Miriam Konstam, née Schaechter, originally of Boro Park, is an accountant for high-tech clients in Eretz Yisrael. The fascinating thing about this is not that she runs her own accounting firm—but how she runs it. Her employees are all frum women, and she takes her accounting expertise up a notch by accounting for every employee’s positive contributions to the firm, publicly sharing her thoughts on that at the company’s communal Rosh Chodesh lunch.
Yes, Rosh Chodesh at MK Tax Ltd. is an office celebration! And get this: The day starts with a group visit to the Kosel. But I’m getting ahead of myself. Let’s go back to where it all began, how a chasidishe Bais Yaakov girl ended up in this high-level field predominantly occupied by men.
As a kid, Miriam was already a leader. In eighth grade, she staged an election campaign to mimic what was happening in the real world, and the entire student body voted for her as president. She also co-headed the dance group in high school productions, recruiting and directing.

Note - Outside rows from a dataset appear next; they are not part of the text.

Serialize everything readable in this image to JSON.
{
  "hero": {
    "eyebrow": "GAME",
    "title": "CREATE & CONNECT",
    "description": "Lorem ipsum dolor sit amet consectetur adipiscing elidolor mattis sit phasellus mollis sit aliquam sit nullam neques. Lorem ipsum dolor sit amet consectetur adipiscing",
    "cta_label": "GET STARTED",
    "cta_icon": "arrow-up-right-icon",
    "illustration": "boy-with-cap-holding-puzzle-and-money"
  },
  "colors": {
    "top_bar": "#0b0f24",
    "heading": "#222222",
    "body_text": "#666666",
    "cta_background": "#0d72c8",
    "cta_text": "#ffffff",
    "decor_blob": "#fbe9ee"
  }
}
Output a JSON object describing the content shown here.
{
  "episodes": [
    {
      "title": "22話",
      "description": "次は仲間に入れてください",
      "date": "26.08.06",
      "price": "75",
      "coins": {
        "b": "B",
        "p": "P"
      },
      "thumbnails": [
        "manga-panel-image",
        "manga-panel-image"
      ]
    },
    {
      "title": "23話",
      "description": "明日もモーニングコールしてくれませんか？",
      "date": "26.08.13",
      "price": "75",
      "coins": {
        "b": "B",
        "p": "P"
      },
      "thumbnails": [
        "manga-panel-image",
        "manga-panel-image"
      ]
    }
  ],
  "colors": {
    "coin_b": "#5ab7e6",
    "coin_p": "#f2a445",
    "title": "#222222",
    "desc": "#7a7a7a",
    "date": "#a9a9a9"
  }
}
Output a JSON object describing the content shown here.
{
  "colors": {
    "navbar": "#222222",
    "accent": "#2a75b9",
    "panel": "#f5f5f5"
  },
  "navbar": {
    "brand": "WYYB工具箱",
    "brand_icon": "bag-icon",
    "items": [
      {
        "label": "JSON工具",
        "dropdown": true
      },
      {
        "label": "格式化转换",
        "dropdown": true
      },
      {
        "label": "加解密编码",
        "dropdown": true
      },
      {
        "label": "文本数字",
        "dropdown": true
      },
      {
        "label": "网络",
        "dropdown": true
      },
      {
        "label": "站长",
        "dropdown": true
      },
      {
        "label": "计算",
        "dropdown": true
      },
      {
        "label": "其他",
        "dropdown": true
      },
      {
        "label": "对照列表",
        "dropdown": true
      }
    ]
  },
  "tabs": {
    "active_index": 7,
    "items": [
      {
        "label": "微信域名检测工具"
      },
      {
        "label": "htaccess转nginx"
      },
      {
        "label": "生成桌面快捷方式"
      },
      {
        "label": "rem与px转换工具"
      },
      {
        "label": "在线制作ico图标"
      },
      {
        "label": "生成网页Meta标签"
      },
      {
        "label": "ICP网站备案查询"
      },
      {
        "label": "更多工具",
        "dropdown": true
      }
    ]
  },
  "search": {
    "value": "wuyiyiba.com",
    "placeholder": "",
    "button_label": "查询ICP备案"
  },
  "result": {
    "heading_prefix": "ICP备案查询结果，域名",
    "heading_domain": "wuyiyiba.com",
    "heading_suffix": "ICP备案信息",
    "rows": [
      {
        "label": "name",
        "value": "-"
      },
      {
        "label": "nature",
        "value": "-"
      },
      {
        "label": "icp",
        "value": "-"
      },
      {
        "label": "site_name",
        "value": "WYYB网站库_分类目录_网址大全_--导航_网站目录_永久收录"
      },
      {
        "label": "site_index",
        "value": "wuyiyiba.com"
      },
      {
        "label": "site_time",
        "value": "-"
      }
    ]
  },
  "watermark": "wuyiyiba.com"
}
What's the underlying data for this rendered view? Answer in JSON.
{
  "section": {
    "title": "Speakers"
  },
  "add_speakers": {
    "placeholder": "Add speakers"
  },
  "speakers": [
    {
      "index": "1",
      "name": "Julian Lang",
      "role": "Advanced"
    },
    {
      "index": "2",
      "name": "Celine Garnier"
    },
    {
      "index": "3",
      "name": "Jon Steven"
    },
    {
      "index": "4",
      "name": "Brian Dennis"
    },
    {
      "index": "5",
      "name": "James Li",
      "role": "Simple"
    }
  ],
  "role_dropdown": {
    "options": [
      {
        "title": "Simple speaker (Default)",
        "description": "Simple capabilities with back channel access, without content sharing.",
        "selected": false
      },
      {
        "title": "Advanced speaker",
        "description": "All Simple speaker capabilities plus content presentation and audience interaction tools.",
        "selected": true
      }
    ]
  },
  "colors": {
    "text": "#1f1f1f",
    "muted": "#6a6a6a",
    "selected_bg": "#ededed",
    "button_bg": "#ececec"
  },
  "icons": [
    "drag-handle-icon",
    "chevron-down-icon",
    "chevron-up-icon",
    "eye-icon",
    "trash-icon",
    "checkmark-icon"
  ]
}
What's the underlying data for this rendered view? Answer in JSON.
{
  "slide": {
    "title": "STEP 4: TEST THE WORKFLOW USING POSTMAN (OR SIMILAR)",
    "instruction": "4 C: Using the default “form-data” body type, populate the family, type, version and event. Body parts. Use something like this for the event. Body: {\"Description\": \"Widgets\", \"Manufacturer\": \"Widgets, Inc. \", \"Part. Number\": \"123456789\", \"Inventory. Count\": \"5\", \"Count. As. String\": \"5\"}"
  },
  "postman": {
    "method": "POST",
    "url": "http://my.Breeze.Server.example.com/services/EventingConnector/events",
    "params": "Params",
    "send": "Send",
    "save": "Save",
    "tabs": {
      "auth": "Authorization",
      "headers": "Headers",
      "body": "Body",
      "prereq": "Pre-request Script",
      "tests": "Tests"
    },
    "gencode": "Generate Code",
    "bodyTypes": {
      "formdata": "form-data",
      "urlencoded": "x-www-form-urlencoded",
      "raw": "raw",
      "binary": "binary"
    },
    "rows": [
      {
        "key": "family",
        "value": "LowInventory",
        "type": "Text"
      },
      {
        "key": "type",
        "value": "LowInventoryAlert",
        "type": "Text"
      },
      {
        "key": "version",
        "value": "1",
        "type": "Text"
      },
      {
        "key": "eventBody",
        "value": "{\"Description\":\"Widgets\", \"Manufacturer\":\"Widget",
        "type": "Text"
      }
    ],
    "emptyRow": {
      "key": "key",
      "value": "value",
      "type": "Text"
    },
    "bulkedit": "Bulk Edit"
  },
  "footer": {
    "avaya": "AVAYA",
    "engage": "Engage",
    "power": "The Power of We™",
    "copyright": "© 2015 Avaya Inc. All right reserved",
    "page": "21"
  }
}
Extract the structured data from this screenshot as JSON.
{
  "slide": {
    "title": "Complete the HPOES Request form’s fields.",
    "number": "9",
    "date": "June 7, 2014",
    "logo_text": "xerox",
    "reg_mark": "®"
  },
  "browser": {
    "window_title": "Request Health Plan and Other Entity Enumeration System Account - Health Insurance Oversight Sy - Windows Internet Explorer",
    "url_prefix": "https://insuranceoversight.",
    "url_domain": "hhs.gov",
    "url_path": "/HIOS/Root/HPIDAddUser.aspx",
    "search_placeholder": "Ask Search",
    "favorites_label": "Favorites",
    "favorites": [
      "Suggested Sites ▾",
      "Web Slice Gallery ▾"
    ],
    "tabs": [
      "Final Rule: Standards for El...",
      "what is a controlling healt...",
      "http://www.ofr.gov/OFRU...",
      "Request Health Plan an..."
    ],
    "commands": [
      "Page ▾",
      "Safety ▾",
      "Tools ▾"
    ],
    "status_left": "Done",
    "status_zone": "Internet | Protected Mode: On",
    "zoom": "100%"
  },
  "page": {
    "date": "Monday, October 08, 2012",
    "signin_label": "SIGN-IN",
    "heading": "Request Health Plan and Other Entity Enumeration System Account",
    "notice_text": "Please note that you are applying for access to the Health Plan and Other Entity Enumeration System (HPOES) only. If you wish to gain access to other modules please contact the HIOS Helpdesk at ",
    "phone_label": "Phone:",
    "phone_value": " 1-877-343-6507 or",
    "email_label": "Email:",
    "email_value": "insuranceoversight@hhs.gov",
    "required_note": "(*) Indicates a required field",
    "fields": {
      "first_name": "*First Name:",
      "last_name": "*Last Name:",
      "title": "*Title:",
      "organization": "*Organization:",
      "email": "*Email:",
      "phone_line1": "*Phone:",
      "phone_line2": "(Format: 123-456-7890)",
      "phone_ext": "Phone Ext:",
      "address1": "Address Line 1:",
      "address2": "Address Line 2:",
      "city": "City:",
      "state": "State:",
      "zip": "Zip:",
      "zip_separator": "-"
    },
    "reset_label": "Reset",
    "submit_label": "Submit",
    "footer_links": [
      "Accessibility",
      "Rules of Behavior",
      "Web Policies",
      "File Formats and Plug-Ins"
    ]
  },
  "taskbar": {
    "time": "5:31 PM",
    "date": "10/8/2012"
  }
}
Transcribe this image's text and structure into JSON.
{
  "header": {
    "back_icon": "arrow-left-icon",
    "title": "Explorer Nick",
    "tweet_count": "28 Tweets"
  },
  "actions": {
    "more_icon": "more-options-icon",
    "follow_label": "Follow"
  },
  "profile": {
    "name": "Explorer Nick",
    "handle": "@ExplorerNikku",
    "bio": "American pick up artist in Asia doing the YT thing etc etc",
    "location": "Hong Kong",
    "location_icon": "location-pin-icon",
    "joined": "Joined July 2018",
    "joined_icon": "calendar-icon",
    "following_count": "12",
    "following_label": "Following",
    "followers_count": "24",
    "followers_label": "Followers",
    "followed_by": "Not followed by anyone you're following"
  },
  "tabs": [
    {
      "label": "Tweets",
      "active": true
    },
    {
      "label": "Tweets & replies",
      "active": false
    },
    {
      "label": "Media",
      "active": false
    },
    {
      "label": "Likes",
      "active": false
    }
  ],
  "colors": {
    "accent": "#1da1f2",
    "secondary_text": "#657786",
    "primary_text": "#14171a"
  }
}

Her father, formerly from Belgium, worked in diamonds; her mother was a homemaker who cared for their 12 children, ka”h, so a career in accounting for their oldest daughter wasn’t exactly carved into their lifestyle. But when she finished high school, with her father’s encouragement, Miriam focused on preparing for a profession. Back then, the only option for a frum girl in Brooklyn, besides special education—which Miriam had no interest in—was accounting.
“Ironically,” she says, “even though I am very much a people person and accounting is stereotypically seen as a dry and boring profession, it appealed to me.”
She enrolled in a frum two-and-a-half-year college program that was run by an African American community college in Crown Heights, Brooklyn. The frum group met in Boro Park every evening and on Sundays. “The college was thrilled with us because we were getting top grades, which increased their ratings.”